That’s one interesting and nowadays perhaps too abused word which, nonetheless, represents such an important and universal concept.
What is, indeed, the essence of resilience?
How could we define this word without the risk of getting stuck and superficially trapped in the many possibile definitions?
Well, Psychology Today defines resilience as:
“that ineffable quality that allows some people to be knocked down by life and come back stronger than ever. Rather than letting failure overcome them and drain their resolve, they find a way to rise from the ashes”.
And this at a first glance, looks like a simple yet acceptable definition.
But if we leave personal experience out of this equation “resilience” becomes just a mere word, and its profound meaning wouldn’t actually mean anything significant to us.
So that’s why I encourage you, if you are reading this article, to isolate some of your toughest memories, those events which had a huge impact on your behaviour and that eventually shaped who you were and who you feel like you are now.
Go back to those moments and try to figure out whether you let yourself down because of them and passively surrendered to your fate, or whether you actively fought and tried to find a way out of that unbearable situation.

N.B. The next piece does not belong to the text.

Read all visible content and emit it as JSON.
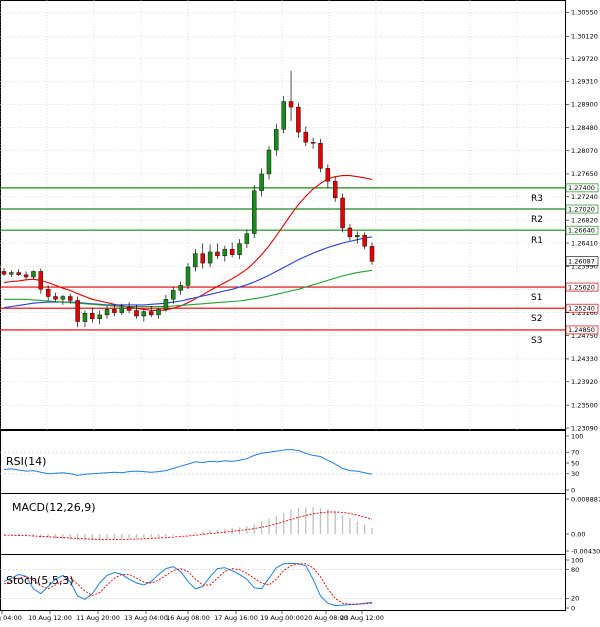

If you didn’t surrender to what life prospected and sought a true sense of purpose and willingness to move forward, then you definitely appear to be a goal-oriented, optimistic, motivated and strong individual who doesn’t easily give up when faced with a stressful or annoyingly unpleasant problem.

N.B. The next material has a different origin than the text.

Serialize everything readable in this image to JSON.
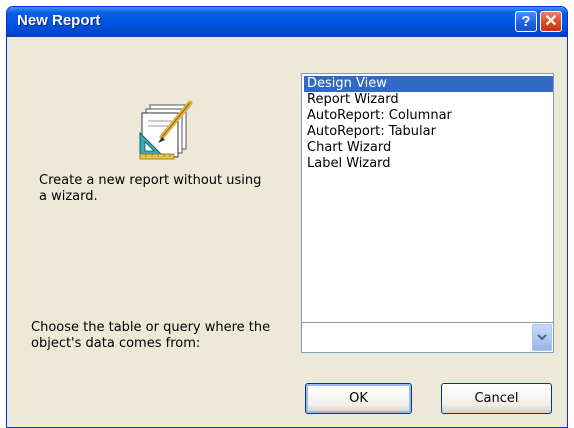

You are able to deal with stress, anxiety, doubt, fear, rejection, solitude, and problematic situations all on your own and, instead of getting knocked out and overwhelmed by the many challenges of life, you become stronger and stronger every time.
I’m not trying to oversimplify or worse, trivialise, your experience and give any judgement to who you are and why you did what you did.

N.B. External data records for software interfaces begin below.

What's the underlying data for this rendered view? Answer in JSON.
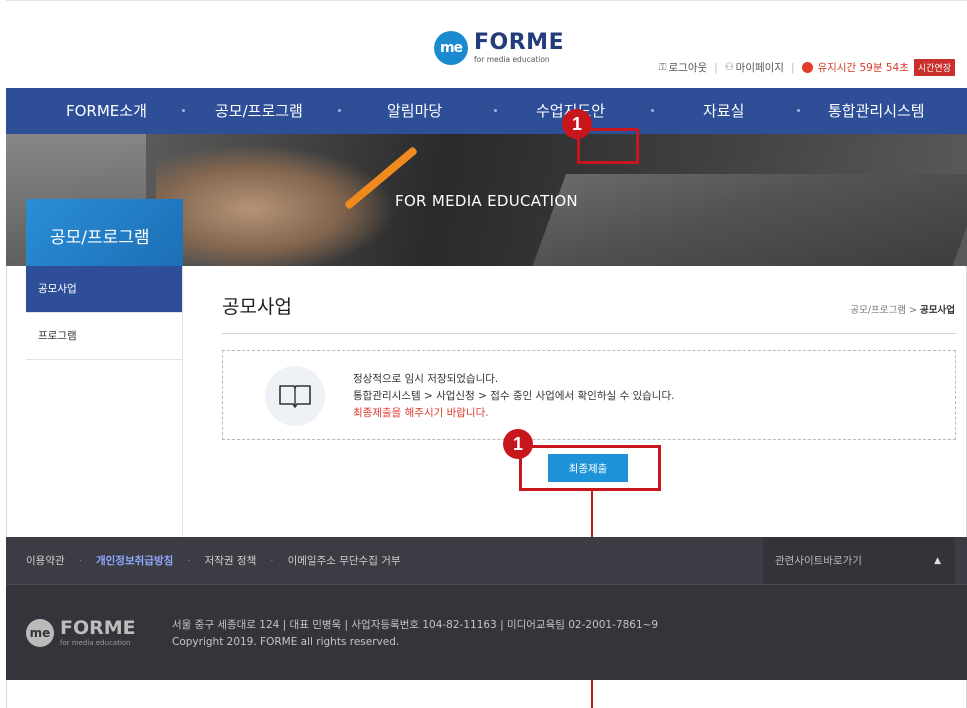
{
  "header": {
    "logo_mark": "me",
    "logo_title": "FORME",
    "logo_sub": "for media education",
    "logout": "로그아웃",
    "mypage": "마이페이지",
    "session_timer": "유지시간 59분 54초",
    "extend_button": "시간연장"
  },
  "nav": {
    "items": [
      "FORME소개",
      "공모/프로그램",
      "알림마당",
      "수업지도안",
      "자료실",
      "통합관리시스템"
    ]
  },
  "hero": {
    "title": "FOR MEDIA EDUCATION",
    "section": "공모/프로그램"
  },
  "sidebar": {
    "items": [
      {
        "label": "공모사업",
        "active": true
      },
      {
        "label": "프로그램",
        "active": false
      }
    ]
  },
  "content": {
    "title": "공모사업",
    "breadcrumb_parent": "공모/프로그램",
    "breadcrumb_sep": " > ",
    "breadcrumb_current": "공모사업",
    "notice_line1": "정상적으로 임시 저장되었습니다.",
    "notice_line2": "통합관리시스템 > 사업신청 > 접수 중인 사업에서 확인하실 수 있습니다.",
    "notice_line3": "최종제출을 해주시기 바랍니다.",
    "submit_button": "최종제출"
  },
  "annotations": {
    "badge_1": "1",
    "badge_2": "1",
    "color": "#c8161d"
  },
  "footer": {
    "links": [
      "이용약관",
      "개인정보취급방침",
      "저작권 정책",
      "이메일주소 무단수집 거부"
    ],
    "related_sites": "관련사이트바로가기",
    "related_arrow": "▲",
    "logo_mark": "me",
    "logo_title": "FORME",
    "logo_sub": "for media education",
    "address_line": "서울 중구 세종대로 124  |  대표 민병욱  |  사업자등록번호 104-82-11163  |  미디어교육팀 02-2001-7861~9",
    "copyright": "Copyright 2019. FORME all rights reserved."
  },
  "colors": {
    "nav_bg": "#2e4f98",
    "accent_blue": "#1f93d8",
    "alert_red": "#e03a2b",
    "footer_bg": "#3c3c44"
  }
}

We are intrinsically complex creatures, and there are so many factors which play a role in forming even our apparently most insignificant decisions.
I just want to encourage you to think deeply with respect to your life choices and react in a more balanced and assertive way the next time you are faced with a challenge of any kind, so that instead of falling to pieces and giving up to self-pity, you can try to be the best version of yourself.
Who would you really want to be?
That’s always up to you to decide.